*** LISTED RECORDS Section Begins ***

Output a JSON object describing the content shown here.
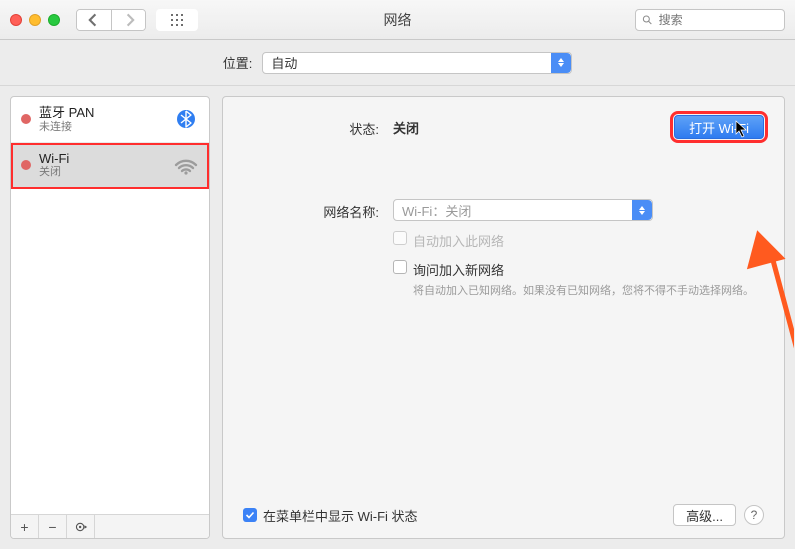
{
  "window": {
    "title": "网络",
    "search_placeholder": "搜索"
  },
  "location": {
    "label": "位置:",
    "value": "自动"
  },
  "sidebar": {
    "items": [
      {
        "name": "蓝牙 PAN",
        "status": "未连接"
      },
      {
        "name": "Wi-Fi",
        "status": "关闭"
      }
    ],
    "footer": {
      "add": "+",
      "remove": "−"
    }
  },
  "content": {
    "status_label": "状态:",
    "status_value": "关闭",
    "turn_on_button": "打开 Wi-Fi",
    "network_name_label": "网络名称:",
    "network_name_value": "Wi-Fi：关闭",
    "auto_join_label": "自动加入此网络",
    "ask_join_label": "询问加入新网络",
    "ask_join_help": "将自动加入已知网络。如果没有已知网络，您将不得不手动选择网络。",
    "show_in_menu": "在菜单栏中显示 Wi-Fi 状态",
    "advanced_button": "高级...",
    "help": "?"
  }
}
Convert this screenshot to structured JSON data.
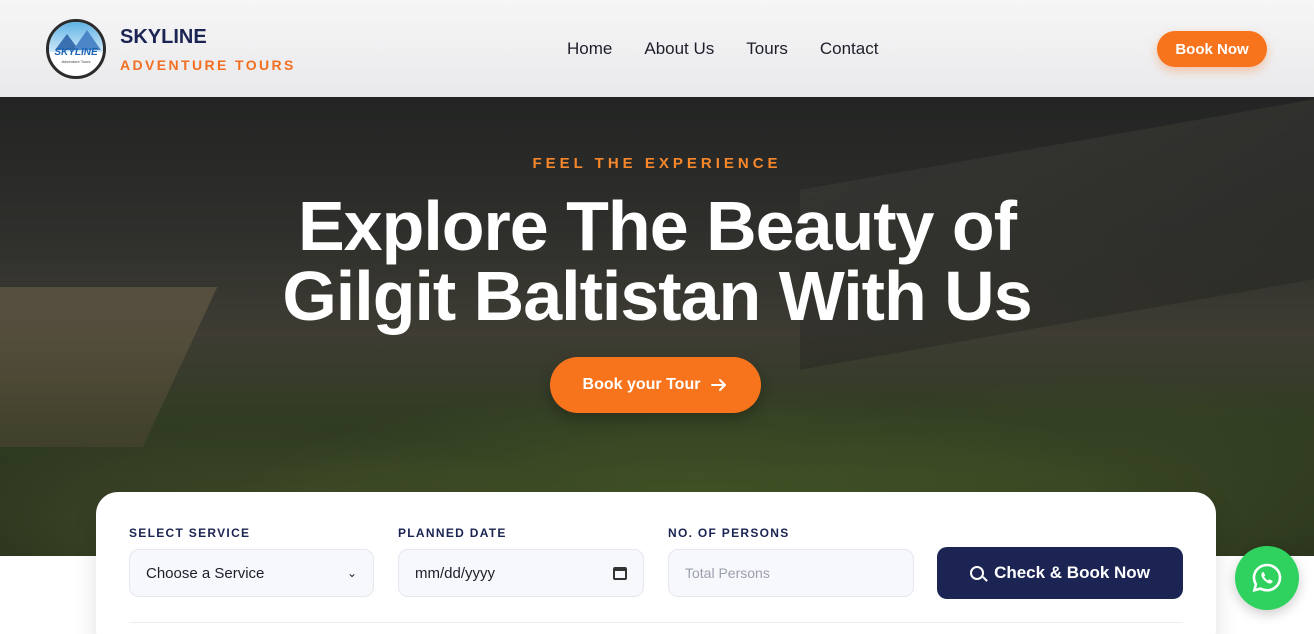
{
  "brand": {
    "logo_word": "SKYLINE",
    "logo_sub": "Adventure Tours",
    "name": "SKYLINE",
    "tagline": "ADVENTURE TOURS"
  },
  "nav": {
    "items": [
      "Home",
      "About Us",
      "Tours",
      "Contact"
    ]
  },
  "header": {
    "book_label": "Book Now"
  },
  "hero": {
    "kicker": "FEEL THE EXPERIENCE",
    "headline_line1": "Explore The Beauty of",
    "headline_line2": "Gilgit Baltistan With Us",
    "cta_label": "Book your Tour",
    "cta_icon": "arrow-right-icon"
  },
  "booking": {
    "service_label": "SELECT SERVICE",
    "service_value": "Choose a Service",
    "date_label": "PLANNED DATE",
    "date_value": "mm/dd/yyyy",
    "persons_label": "NO. OF PERSONS",
    "persons_placeholder": "Total Persons",
    "submit_label": "Check & Book Now",
    "submit_icon": "search-icon"
  },
  "colors": {
    "accent": "#f7741d",
    "navy": "#1b2452",
    "whatsapp": "#2fd15f"
  },
  "floating": {
    "whatsapp_icon": "whatsapp-icon"
  }
}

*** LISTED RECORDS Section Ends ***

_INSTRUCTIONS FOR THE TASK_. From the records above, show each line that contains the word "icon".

_ANSWER FOR THE TASK_.
    "cta_icon": "arrow-right-icon"
    "submit_icon": "search-icon"
    "whatsapp_icon": "whatsapp-icon"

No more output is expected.